|International Classification||B60Q3/06, F21V23/04, H01H35/02|
|Cooperative Classification||H01H35/02, F21V23/04, B60Q3/30|
|European Classification||B60Q3/06, F21V23/04, H01H35/02|
|Jul 26, 1994||AS||Assignment|
Owner name: ADAC PLASTICS, INC., MICHIGAN
Free format text: ASSIGNMENT OF ASSIGNORS INTEREST;ASSIGNORS:DAULT, ROBERT;LEWIS, JIMMIE;REEL/FRAME:007084/0498
Effective date: 19940616
|Feb 16, 1999||REMI||Maintenance fee reminder mailed|
|Mar 23, 1999||SULP||Surcharge for late payment|
|Mar 23, 1999||FPAY||Fee payment|
Year of fee payment: 4
|Dec 20, 2002||FPAY||Fee payment|
Year of fee payment: 8

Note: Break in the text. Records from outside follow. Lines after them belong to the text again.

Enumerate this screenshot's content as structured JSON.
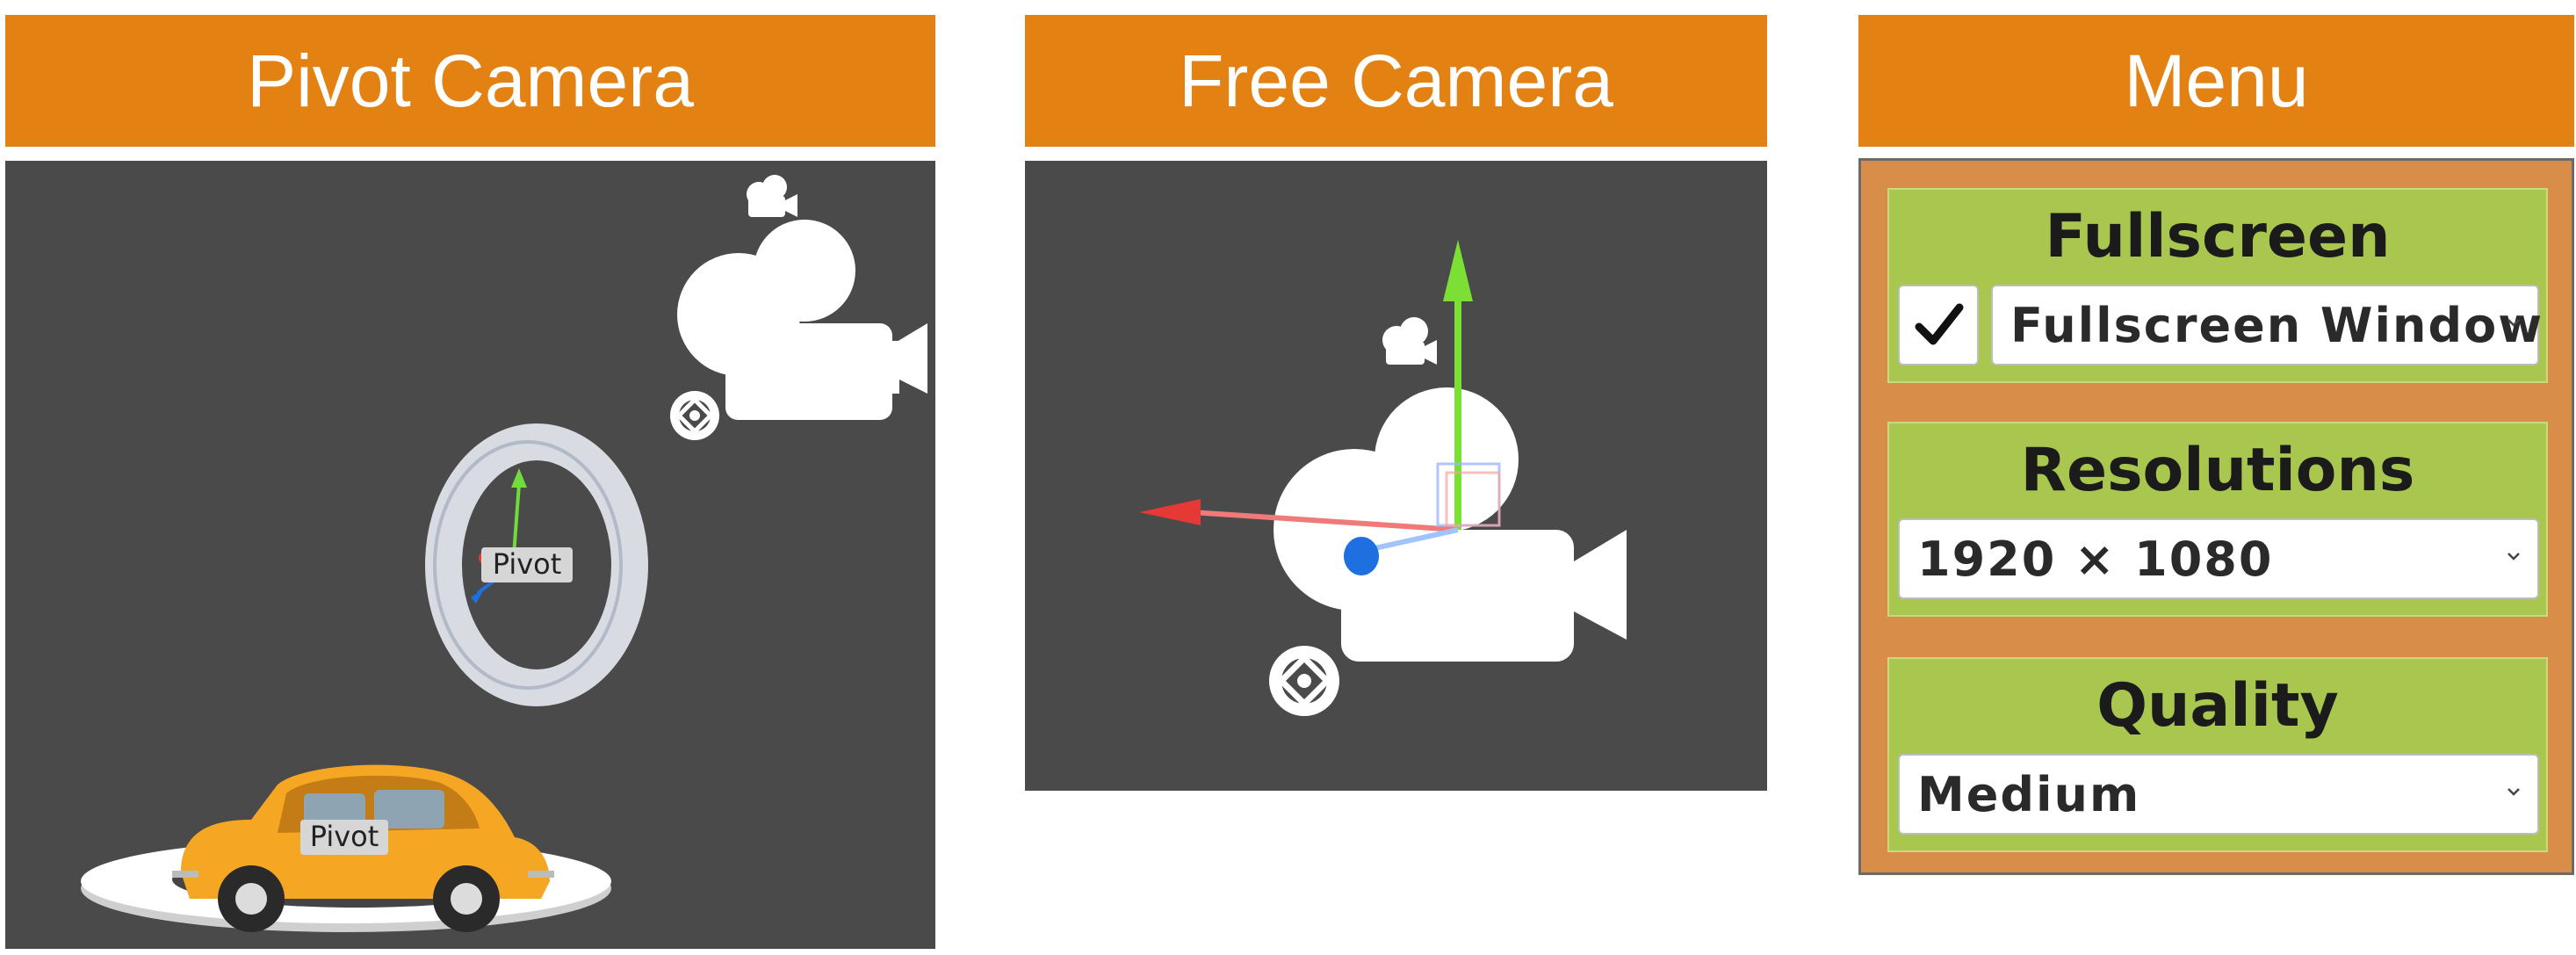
{
  "panels": [
    {
      "title": "Pivot Camera"
    },
    {
      "title": "Free Camera"
    },
    {
      "title": "Menu"
    }
  ],
  "pivot_viewport": {
    "labels": {
      "ring_label": "Pivot",
      "car_label": "Pivot"
    }
  },
  "menu": {
    "fullscreen": {
      "title": "Fullscreen",
      "checked": true,
      "value": "Fullscreen Window"
    },
    "resolutions": {
      "title": "Resolutions",
      "value": "1920 × 1080"
    },
    "quality": {
      "title": "Quality",
      "value": "Medium"
    }
  },
  "colors": {
    "header_orange": "#E38212",
    "viewport_gray": "#4a4a4a",
    "menu_frame": "#D88D49",
    "menu_card_green": "#A9C64E",
    "car_yellow": "#F5A623"
  },
  "icons": [
    "camera-icon",
    "aperture-icon",
    "checkmark-icon",
    "chevron-down-icon",
    "move-gizmo-icon"
  ]
}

|Dec 29, 2006||FPAY||Fee payment|
Year of fee payment: 12